## Work request
In the entries below, find the line containing "Extract the structured". Write out that line and all lines after it, exactly, and nothing else.

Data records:
:::

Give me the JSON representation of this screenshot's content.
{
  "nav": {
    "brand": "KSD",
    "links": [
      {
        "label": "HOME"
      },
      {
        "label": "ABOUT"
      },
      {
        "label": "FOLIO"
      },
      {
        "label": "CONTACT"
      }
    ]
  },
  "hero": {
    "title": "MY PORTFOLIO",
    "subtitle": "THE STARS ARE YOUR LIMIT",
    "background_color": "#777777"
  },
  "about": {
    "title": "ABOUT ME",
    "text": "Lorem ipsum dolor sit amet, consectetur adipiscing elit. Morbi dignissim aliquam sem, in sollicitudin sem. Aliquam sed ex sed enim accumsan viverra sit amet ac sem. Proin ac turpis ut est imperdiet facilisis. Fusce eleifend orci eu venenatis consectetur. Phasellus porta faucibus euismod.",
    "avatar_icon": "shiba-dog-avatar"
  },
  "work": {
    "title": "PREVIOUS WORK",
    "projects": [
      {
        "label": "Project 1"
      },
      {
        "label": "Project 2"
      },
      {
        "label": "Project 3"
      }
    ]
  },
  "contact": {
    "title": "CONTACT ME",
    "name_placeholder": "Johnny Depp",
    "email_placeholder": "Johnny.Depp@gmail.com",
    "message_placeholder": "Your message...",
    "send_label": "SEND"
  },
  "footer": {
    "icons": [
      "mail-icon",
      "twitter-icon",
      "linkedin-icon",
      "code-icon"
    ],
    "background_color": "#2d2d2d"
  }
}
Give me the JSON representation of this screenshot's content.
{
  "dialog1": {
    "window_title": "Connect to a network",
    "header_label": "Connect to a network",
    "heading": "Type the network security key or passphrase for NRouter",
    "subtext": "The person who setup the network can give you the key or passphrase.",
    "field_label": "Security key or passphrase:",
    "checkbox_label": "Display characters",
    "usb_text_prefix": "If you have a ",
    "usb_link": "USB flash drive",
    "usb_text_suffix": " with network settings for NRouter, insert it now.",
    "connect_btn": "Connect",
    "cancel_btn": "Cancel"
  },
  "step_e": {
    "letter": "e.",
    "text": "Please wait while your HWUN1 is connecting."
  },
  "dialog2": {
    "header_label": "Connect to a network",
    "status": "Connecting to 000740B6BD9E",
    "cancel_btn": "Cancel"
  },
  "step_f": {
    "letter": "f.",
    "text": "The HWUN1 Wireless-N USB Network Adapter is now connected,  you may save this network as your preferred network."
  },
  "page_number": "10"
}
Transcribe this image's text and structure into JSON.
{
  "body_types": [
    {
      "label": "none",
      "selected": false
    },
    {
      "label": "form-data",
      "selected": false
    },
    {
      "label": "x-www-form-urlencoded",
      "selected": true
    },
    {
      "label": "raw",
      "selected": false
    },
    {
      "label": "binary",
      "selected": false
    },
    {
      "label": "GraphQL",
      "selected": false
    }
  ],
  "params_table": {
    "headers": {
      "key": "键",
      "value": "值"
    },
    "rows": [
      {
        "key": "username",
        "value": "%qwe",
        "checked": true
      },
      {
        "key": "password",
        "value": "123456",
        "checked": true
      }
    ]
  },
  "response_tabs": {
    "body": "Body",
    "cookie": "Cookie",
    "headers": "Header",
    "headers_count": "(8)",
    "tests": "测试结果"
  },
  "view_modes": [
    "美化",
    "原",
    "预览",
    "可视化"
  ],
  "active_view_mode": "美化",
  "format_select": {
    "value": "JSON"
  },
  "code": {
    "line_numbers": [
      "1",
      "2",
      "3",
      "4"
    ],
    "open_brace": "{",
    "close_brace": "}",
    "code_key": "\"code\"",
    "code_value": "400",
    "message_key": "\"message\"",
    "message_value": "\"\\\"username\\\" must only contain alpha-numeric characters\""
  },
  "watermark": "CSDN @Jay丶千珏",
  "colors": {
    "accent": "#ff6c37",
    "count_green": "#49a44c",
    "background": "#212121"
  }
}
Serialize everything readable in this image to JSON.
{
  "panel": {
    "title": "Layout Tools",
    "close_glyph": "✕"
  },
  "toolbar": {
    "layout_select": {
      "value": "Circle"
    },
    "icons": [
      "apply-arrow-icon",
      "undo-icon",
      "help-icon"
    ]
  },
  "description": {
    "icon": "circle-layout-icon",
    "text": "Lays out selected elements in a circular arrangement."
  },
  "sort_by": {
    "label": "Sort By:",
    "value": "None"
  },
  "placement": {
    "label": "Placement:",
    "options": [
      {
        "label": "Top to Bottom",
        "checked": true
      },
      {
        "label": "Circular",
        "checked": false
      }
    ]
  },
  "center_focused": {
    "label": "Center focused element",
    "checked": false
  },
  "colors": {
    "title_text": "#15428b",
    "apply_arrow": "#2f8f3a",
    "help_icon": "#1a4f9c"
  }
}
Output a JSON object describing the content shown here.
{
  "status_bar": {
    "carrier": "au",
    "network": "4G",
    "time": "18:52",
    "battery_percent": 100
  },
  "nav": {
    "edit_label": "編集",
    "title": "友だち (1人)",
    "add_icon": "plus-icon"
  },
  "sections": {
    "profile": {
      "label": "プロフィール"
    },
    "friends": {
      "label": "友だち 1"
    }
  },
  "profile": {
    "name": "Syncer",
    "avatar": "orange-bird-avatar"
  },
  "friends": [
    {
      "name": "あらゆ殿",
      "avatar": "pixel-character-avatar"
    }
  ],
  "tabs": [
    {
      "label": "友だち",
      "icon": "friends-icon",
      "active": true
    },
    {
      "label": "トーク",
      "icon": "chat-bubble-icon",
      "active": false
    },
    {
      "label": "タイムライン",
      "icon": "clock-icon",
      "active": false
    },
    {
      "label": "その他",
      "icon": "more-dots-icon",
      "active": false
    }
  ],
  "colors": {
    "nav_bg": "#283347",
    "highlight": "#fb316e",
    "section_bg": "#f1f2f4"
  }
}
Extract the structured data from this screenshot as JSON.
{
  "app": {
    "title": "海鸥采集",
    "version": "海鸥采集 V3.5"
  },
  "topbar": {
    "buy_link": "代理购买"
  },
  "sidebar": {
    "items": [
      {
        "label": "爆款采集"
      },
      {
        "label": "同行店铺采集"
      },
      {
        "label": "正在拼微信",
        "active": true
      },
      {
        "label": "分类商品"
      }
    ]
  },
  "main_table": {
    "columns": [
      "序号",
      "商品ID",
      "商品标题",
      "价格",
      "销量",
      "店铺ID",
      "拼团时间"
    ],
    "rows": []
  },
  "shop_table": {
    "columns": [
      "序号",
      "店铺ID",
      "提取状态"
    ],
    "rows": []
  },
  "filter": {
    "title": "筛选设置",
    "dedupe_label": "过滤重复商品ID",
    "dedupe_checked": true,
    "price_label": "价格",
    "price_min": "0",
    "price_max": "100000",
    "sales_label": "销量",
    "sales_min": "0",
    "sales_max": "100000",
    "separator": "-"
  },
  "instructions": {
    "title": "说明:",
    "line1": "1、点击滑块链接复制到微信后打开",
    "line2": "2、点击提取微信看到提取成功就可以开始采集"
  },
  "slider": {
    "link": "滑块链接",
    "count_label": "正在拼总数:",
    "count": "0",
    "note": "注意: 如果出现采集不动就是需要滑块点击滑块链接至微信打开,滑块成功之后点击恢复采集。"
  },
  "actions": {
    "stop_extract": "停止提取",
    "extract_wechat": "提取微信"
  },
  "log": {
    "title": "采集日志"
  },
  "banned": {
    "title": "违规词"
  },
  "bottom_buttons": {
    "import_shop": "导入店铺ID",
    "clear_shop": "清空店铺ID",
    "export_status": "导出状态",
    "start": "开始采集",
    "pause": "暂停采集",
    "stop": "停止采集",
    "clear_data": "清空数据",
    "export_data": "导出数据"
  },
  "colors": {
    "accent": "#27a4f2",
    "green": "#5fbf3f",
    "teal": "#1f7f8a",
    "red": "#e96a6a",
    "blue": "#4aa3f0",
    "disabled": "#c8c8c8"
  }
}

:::

## Result of this task
Extract the structured data from this screenshot as JSON.
{
  "app": {
    "title": "海鸥采集",
    "version": "海鸥采集 V3.5"
  },
  "topbar": {
    "buy_link": "代理购买"
  },
  "sidebar": {
    "items": [
      {
        "label": "爆款采集"
      },
      {
        "label": "同行店铺采集"
      },
      {
        "label": "正在拼微信",
        "active": true
      },
      {
        "label": "分类商品"
      }
    ]
  },
  "main_table": {
    "columns": [
      "序号",
      "商品ID",
      "商品标题",
      "价格",
      "销量",
      "店铺ID",
      "拼团时间"
    ],
    "rows": []
  },
  "shop_table": {
    "columns": [
      "序号",
      "店铺ID",
      "提取状态"
    ],
    "rows": []
  },
  "filter": {
    "title": "筛选设置",
    "dedupe_label": "过滤重复商品ID",
    "dedupe_checked": true,
    "price_label": "价格",
    "price_min": "0",
    "price_max": "100000",
    "sales_label": "销量",
    "sales_min": "0",
    "sales_max": "100000",
    "separator": "-"
  },
  "instructions": {
    "title": "说明:",
    "line1": "1、点击滑块链接复制到微信后打开",
    "line2": "2、点击提取微信看到提取成功就可以开始采集"
  },
  "slider": {
    "link": "滑块链接",
    "count_label": "正在拼总数:",
    "count": "0",
    "note": "注意: 如果出现采集不动就是需要滑块点击滑块链接至微信打开,滑块成功之后点击恢复采集。"
  },
  "actions": {
    "stop_extract": "停止提取",
    "extract_wechat": "提取微信"
  },
  "log": {
    "title": "采集日志"
  },
  "banned": {
    "title": "违规词"
  },
  "bottom_buttons": {
    "import_shop": "导入店铺ID",
    "clear_shop": "清空店铺ID",
    "export_status": "导出状态",
    "start": "开始采集",
    "pause": "暂停采集",
    "stop": "停止采集",
    "clear_data": "清空数据",
    "export_data": "导出数据"
  },
  "colors": {
    "accent": "#27a4f2",
    "green": "#5fbf3f",
    "teal": "#1f7f8a",
    "red": "#e96a6a",
    "blue": "#4aa3f0",
    "disabled": "#c8c8c8"
  }
}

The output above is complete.